This is the 41st article in Bears Doing Big Things, a weekly column celebrating the stories of notable M-A alumni.
Joe Ksander ‘91 spent his time at M-A “running around town with a video camera and [his] friends.” Since then, Ksander has animated, co-written, and directed several films, from The Chronicles of Narnia: The Lion, the Witch and the Wardrobe in 2005 to Next Gen in 2018.
Ksander found that he was always a big fan of movies. “I’d watch Star Wars, Indiana Jones, Back to the Future, Ghostbusters, and other movies that had lots of special effects. Special effects were fascinating to me and I would watch documentaries on how those movies were made. When I was a little kid, I would try to recreate things like spaceships in space–stuff that I saw in movies–but I could never get it to work,” he said.
Ksander’s filmmaking journey began in his AP European History class with Bob Hasbrook. “We were supposed to write a big essay and, instead of doing that, me and some of my friends–who ended up recruiting most of the class–shot a full short film about the Dreyfus Affair,” he said. “The film was way more work than just writing an essay would have ever been, but it was a lot of fun because we got everyone to play different parts and we wrote and cut together the whole thing.”
“In the film, one of the characters gets shot and we made it look like his leg gets blown open using fake blood and gunpowder and fireworks,” he said. “We also went to San Francisco and shot footage at Fort Point. We ended up staying after hours and the Military Police sent us home.”
The class itself also inspired Ksander. He said, “At one point we were learning about antiestablishmentarianism. At the same time, the staff started locking the gates after school started so people couldn’t leave. My friends and I thought, as high-schoolers do, that our fundamental rights were being taken away. We went and bought Kryptonite locks and locked the gates open before they could shut them in the morning. It went on for a couple weeks before they ended up leaving them unlocked.”
“We weren’t doing much, but we acted like we needed to make a point in the name of freedom. At the time, we thought we were badasses, but, of course, we were just dumb kids. It was definitely fun though and we had a couple run-ins with the administration about it,” he said.
He remembered, “We took a class trip to Europe and went to France, Germany, England, and Russia, which was a big deal in the 90s. Russia was not a great place at the time and, while that leg of the trip wasn’t super fun, it was a good experience.”
After M-A, Ksander went to UCLA and majored in Japanese because he hoped that he could “learn the language and write samurai movies.” He said, “I spent my junior year in Japan learning Japanese, but I was also always studying Japanese films. I wrote my thesis paper on Japanese filmmakers.”
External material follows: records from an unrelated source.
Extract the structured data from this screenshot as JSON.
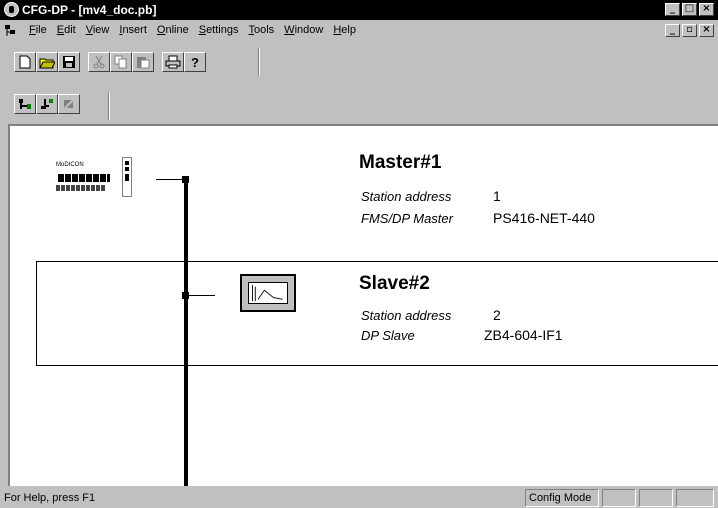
{
  "window": {
    "title": "CFG-DP - [mv4_doc.pb]",
    "minimize": "_",
    "maximize": "□",
    "close": "×"
  },
  "mdi": {
    "minimize": "_",
    "restore": "▫",
    "close": "×"
  },
  "menu": {
    "items": [
      {
        "u": "F",
        "rest": "ile"
      },
      {
        "u": "E",
        "rest": "dit"
      },
      {
        "u": "V",
        "rest": "iew"
      },
      {
        "u": "I",
        "rest": "nsert"
      },
      {
        "u": "O",
        "rest": "nline"
      },
      {
        "u": "S",
        "rest": "ettings"
      },
      {
        "u": "T",
        "rest": "ools"
      },
      {
        "u": "W",
        "rest": "indow"
      },
      {
        "u": "H",
        "rest": "elp"
      }
    ]
  },
  "toolbar": {
    "icons": [
      "new-file-icon",
      "open-folder-icon",
      "save-disk-icon",
      "cut-icon",
      "copy-icon",
      "paste-icon",
      "print-icon",
      "help-question-icon"
    ],
    "help_glyph": "?"
  },
  "toolbar2": {
    "icons": [
      "insert-master-icon",
      "insert-slave-icon",
      "delete-station-icon"
    ]
  },
  "master": {
    "title": "Master#1",
    "logo_text": "MoDICON",
    "address_label": "Station address",
    "address_value": "1",
    "type_label": "FMS/DP Master",
    "type_value": "PS416-NET-440"
  },
  "slave": {
    "title": "Slave#2",
    "address_label": "Station address",
    "address_value": "2",
    "type_label": "DP Slave",
    "type_value": "ZB4-604-IF1"
  },
  "status": {
    "help_text": "For Help, press F1",
    "mode": "Config Mode"
  }
}
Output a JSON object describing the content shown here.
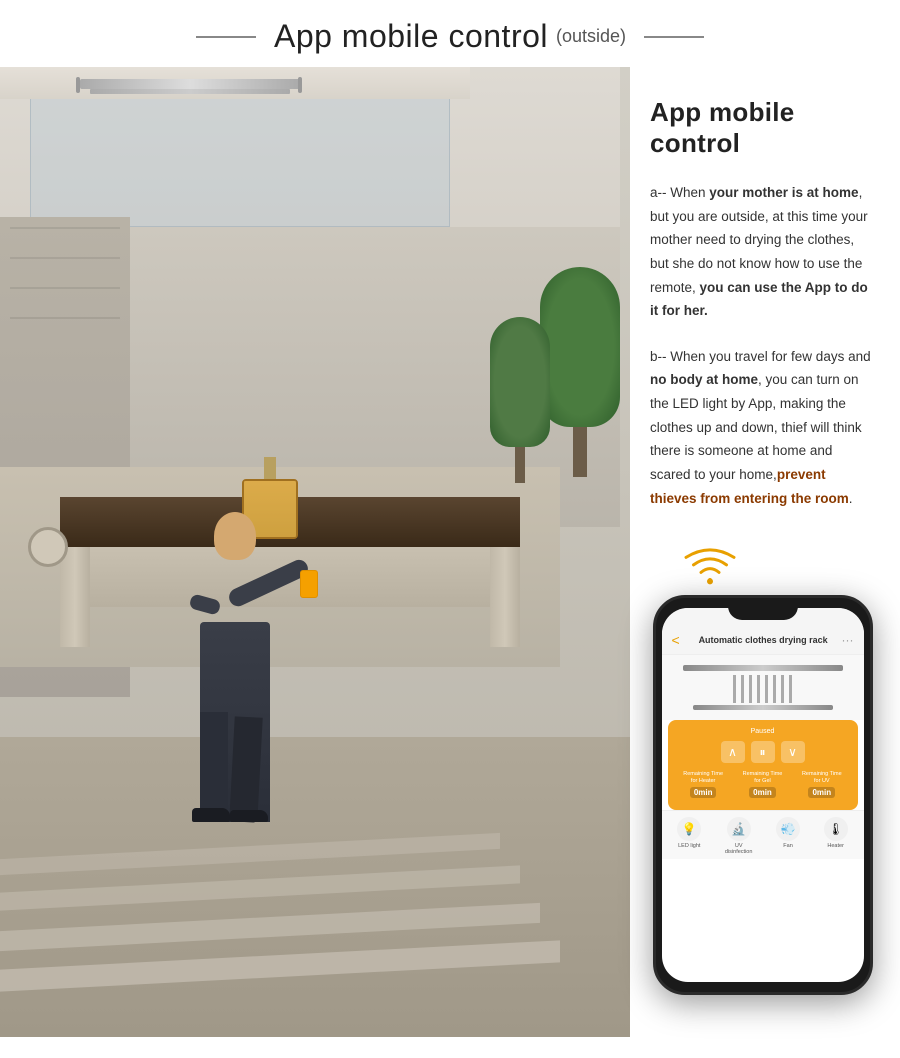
{
  "header": {
    "title_main": "App mobile control",
    "title_sub": "(outside)"
  },
  "panel": {
    "title": "App mobile control",
    "paragraph_a_prefix": "a-- When ",
    "paragraph_a_bold1": "your mother is at home",
    "paragraph_a_middle": ", but you are outside, at this time your mother need to drying the clothes, but she do not know how to use the remote, ",
    "paragraph_a_bold2": "you can use the App to do it for her.",
    "paragraph_b_prefix": "b-- When you travel for few days and ",
    "paragraph_b_bold1": "no body at home",
    "paragraph_b_middle": ", you can turn on the LED light by App, making the clothes up and down, thief will think there is someone at home and scared to your home,",
    "paragraph_b_bold2": "prevent thieves from entering the room",
    "paragraph_b_end": "."
  },
  "phone": {
    "header_title": "Automatic clothes drying rack",
    "status_text": "Paused",
    "timer1_label": "Remaining Time\nfor Heater",
    "timer1_value": "0min",
    "timer2_label": "Remaining Time\nfor Gel",
    "timer2_value": "0min",
    "timer3_label": "Remaining Time\nfor UV",
    "timer3_value": "0min",
    "icon1_label": "LED light",
    "icon2_label": "UV\ndisinfection",
    "icon3_label": "Fan",
    "icon4_label": "Heater"
  },
  "icons": {
    "up_arrow": "∧",
    "pause": "⏸",
    "down_arrow": "∨",
    "led": "💡",
    "uv": "🔬",
    "fan": "💨",
    "heater": "🌡"
  }
}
While he was in college, Ksander slowly found his way to film. He said, “I thought I needed a real job, which is why I became a Japanese major as opposed to going to film school. I saw academia as more of a real job, but it’s just as hard to get a job in academia as it is in the film industry. I also didn’t know that I could make a living doing animation.”
Ksander returned to the U.S. and studied animation at the Academy of Art University in San Francisco and film at UCLA. “At the Academy of Art University, I had teachers from Pixar and from Lucasfilm who taught us how to animate the way they did it. I realized that stuff I used to do as a kid, just drawing and puppeteering, could be a job,” he said.
“While at UCLA, I got an internship at Rhythm & Hues, a visual effects studio, and started doing animations in big productions like The Chronicles of Narnia and the X-Men movies. After that, I went back and forth between San Francisco and Los Angeles working for different studios,” Ksander said.
Most notably, Ksander animated the Lion, the lead animation in The Chronicles of Narnia. He said, “To get new jobs, you need a strong demo reel, a bunch of clips of work that you’ve done, so to have the Lion on there helped get me more work.”
Ultimately, in 2016, Ksander stopped working on other people’s films and started writing and directing his own projects. “I teamed up with Kevin Adams in LA. The two of us wrote and directed an animated film, Next Gen (2018), for Netflix,” he said. Next Gen, a Netflix exclusive that also premiered in theaters in China, is about “A rebellious girl and a runaway combat robot unit[ing] to stop a madman’s technological plan for world domination.”
Originally, Ksander and Adams were brought in to rewrite the script, but, “the producer liked what we had to say and asked us to direct it. Halfway through the process, Netflix bought the movie,” he said. Ksander and Adams are now developing a new animated series with Netflix.
Ksander’s advice to current M-A students: “Take big chances. You get to try new things and the mistakes that you make are almost never as problematic as you think they’re going to be. That being said, don’t drive your car off a cliff.”
Ksander’s advice to future filmmakers and animators: “There’s a saying in art, ‘We all have 10,000 bad drawings in us. The sooner we get them out, the better.’ Make lots of stuff. Most of it’s not going to be very good, but continue to learn from it all. To make a living out of filmmaking, you have to compare your current work to the work you want to be doing. If you want to work at Pixar, look at what Pixar is doing and try to be as good as them. That sounds like an impossible task, but you’ll get there, just one film at a time.”